I look forward to the Mid-Autumn Festival every year because its arrival means three things to me: 1) Indulging in mooncakes, a rare annual treat; 2) Welcoming the fresh energy (and hope) that comes with a new season; and 3) Reconnecting with my Chinese heritage. I was born in Taiwan, but I moved to the U.S. at a young age. Although English is technically my second language, it has become my first -- one that I think in, speak in, and write in on a daily basis. My childhood was spent adapting to the American language, education system, dress, and way of life. Even though I have a mostly westernized personality, I am proud to retain an easternized part (however small it may be). With my parents, I still speak Mandarin Chinese, I have kept my Chinese name, and I am not traumatized by seeing chicken feet on the table at dim sum.
Although I may not know the complexities of the Mid-Autumn Festival's origins or the nuances of the different Chinese myths and fairy tales surrounding it (...something about a rabbit living on the moon), I can still understand the cultural importance of being part of a bigger community, one that values reunion and relaxation. I am also reminded to be thankful for my parents, who could have decided to forget about the holidays. Instead, they realized that keeping certain aspects of my original culture and ethnicity was vital in helping me understand my history and shape my core self.
So as the chill tiptoes back into the air tonight and the sky descends into darkness, you'll find me beneath the moon -- snacking on pastries and remembering to be grateful for having a childhood that still honored my Chinese roots.

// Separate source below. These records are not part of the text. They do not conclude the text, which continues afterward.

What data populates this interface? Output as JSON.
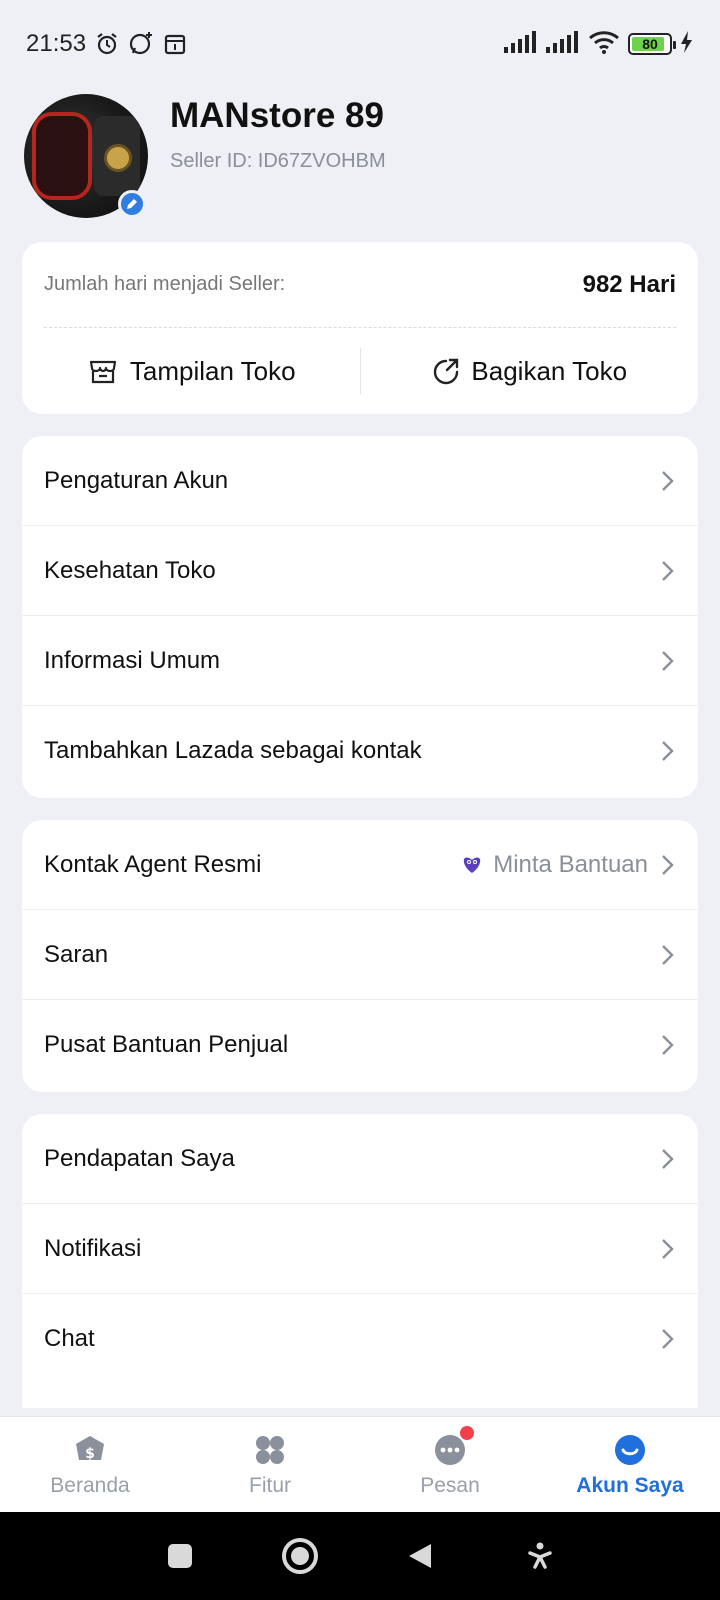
{
  "status_bar": {
    "time": "21:53",
    "battery": "80"
  },
  "profile": {
    "store_name": "MANstore 89",
    "seller_id": "Seller ID: ID67ZVOHBM"
  },
  "stats": {
    "label": "Jumlah hari menjadi Seller:",
    "value": "982 Hari"
  },
  "actions": {
    "store_view": "Tampilan Toko",
    "share_store": "Bagikan Toko"
  },
  "menu_group1": [
    {
      "label": "Pengaturan Akun"
    },
    {
      "label": "Kesehatan Toko"
    },
    {
      "label": "Informasi Umum"
    },
    {
      "label": "Tambahkan Lazada sebagai kontak"
    }
  ],
  "menu_group2": [
    {
      "label": "Kontak Agent Resmi",
      "extra": "Minta Bantuan"
    },
    {
      "label": "Saran"
    },
    {
      "label": "Pusat Bantuan Penjual"
    }
  ],
  "menu_group3": [
    {
      "label": "Pendapatan Saya"
    },
    {
      "label": "Notifikasi"
    },
    {
      "label": "Chat"
    }
  ],
  "bottom_nav": [
    {
      "label": "Beranda",
      "icon": "home-shield-icon"
    },
    {
      "label": "Fitur",
      "icon": "features-grid-icon"
    },
    {
      "label": "Pesan",
      "icon": "message-icon"
    },
    {
      "label": "Akun Saya",
      "icon": "account-icon"
    }
  ],
  "colors": {
    "accent": "#1f6fdc",
    "badge": "#f0404a",
    "background": "#eef0f5"
  }
}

Share with me: What aspects of your ethnicity, heritage, or cultural background have you retained for yourself or your family?
Image: Mooncake and tea, via Shutterstock